> [THE DATA]
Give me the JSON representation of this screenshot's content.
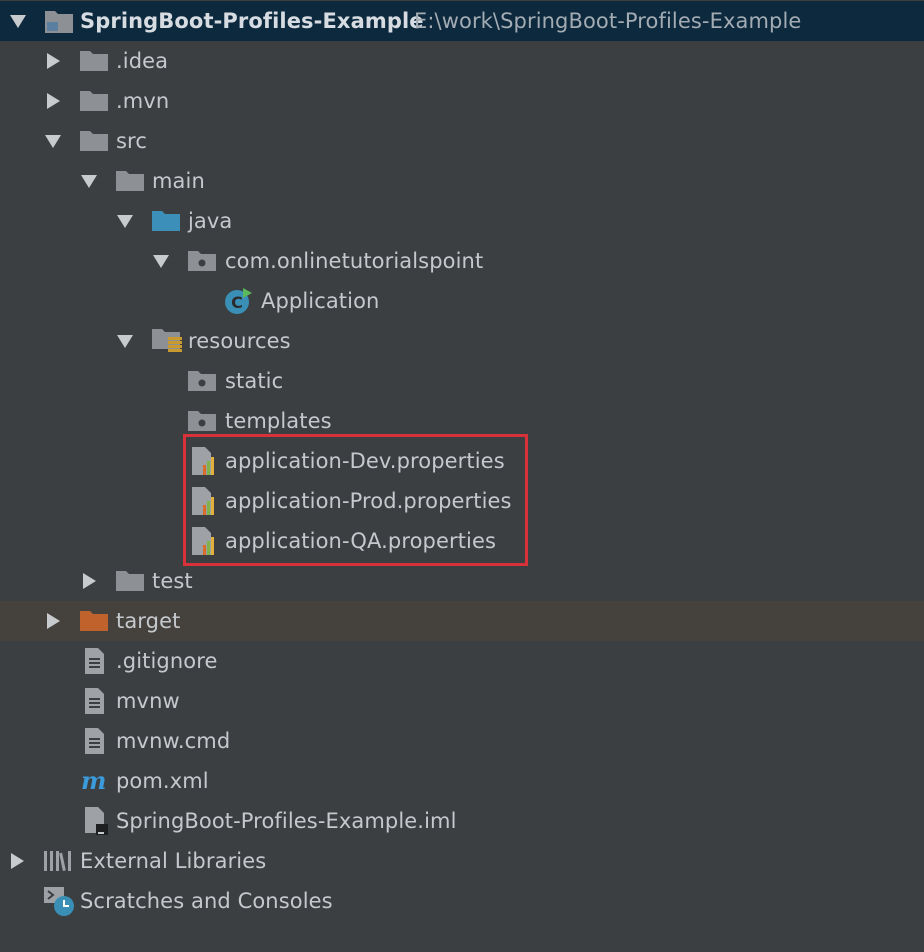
{
  "project": {
    "name": "SpringBoot-Profiles-Example",
    "path": "E:\\work\\SpringBoot-Profiles-Example"
  },
  "tree": {
    "idea": ".idea",
    "mvn": ".mvn",
    "src": "src",
    "main": "main",
    "java": "java",
    "package": "com.onlinetutorialspoint",
    "application_class": "Application",
    "resources": "resources",
    "static": "static",
    "templates": "templates",
    "props_dev": "application-Dev.properties",
    "props_prod": "application-Prod.properties",
    "props_qa": "application-QA.properties",
    "test": "test",
    "target": "target",
    "gitignore": ".gitignore",
    "mvnw": "mvnw",
    "mvnw_cmd": "mvnw.cmd",
    "pom": "pom.xml",
    "iml": "SpringBoot-Profiles-Example.iml",
    "external_libraries": "External Libraries",
    "scratches": "Scratches and Consoles"
  },
  "colors": {
    "folder": "#8d9195",
    "source_folder": "#3c8fb8",
    "target_folder": "#c0622c",
    "highlight": "#d7323a",
    "maven": "#3b9ad9"
  }
}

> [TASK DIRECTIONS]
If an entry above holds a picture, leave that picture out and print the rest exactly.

> [RESPONSE BELOW]
Give me the JSON representation of this screenshot's content.
{
  "project": {
    "name": "SpringBoot-Profiles-Example",
    "path": "E:\\work\\SpringBoot-Profiles-Example"
  },
  "tree": {
    "idea": ".idea",
    "mvn": ".mvn",
    "src": "src",
    "main": "main",
    "java": "java",
    "package": "com.onlinetutorialspoint",
    "application_class": "Application",
    "resources": "resources",
    "static": "static",
    "templates": "templates",
    "props_dev": "application-Dev.properties",
    "props_prod": "application-Prod.properties",
    "props_qa": "application-QA.properties",
    "test": "test",
    "target": "target",
    "gitignore": ".gitignore",
    "mvnw": "mvnw",
    "mvnw_cmd": "mvnw.cmd",
    "pom": "pom.xml",
    "iml": "SpringBoot-Profiles-Example.iml",
    "external_libraries": "External Libraries",
    "scratches": "Scratches and Consoles"
  },
  "colors": {
    "folder": "#8d9195",
    "source_folder": "#3c8fb8",
    "target_folder": "#c0622c",
    "highlight": "#d7323a",
    "maven": "#3b9ad9"
  }
}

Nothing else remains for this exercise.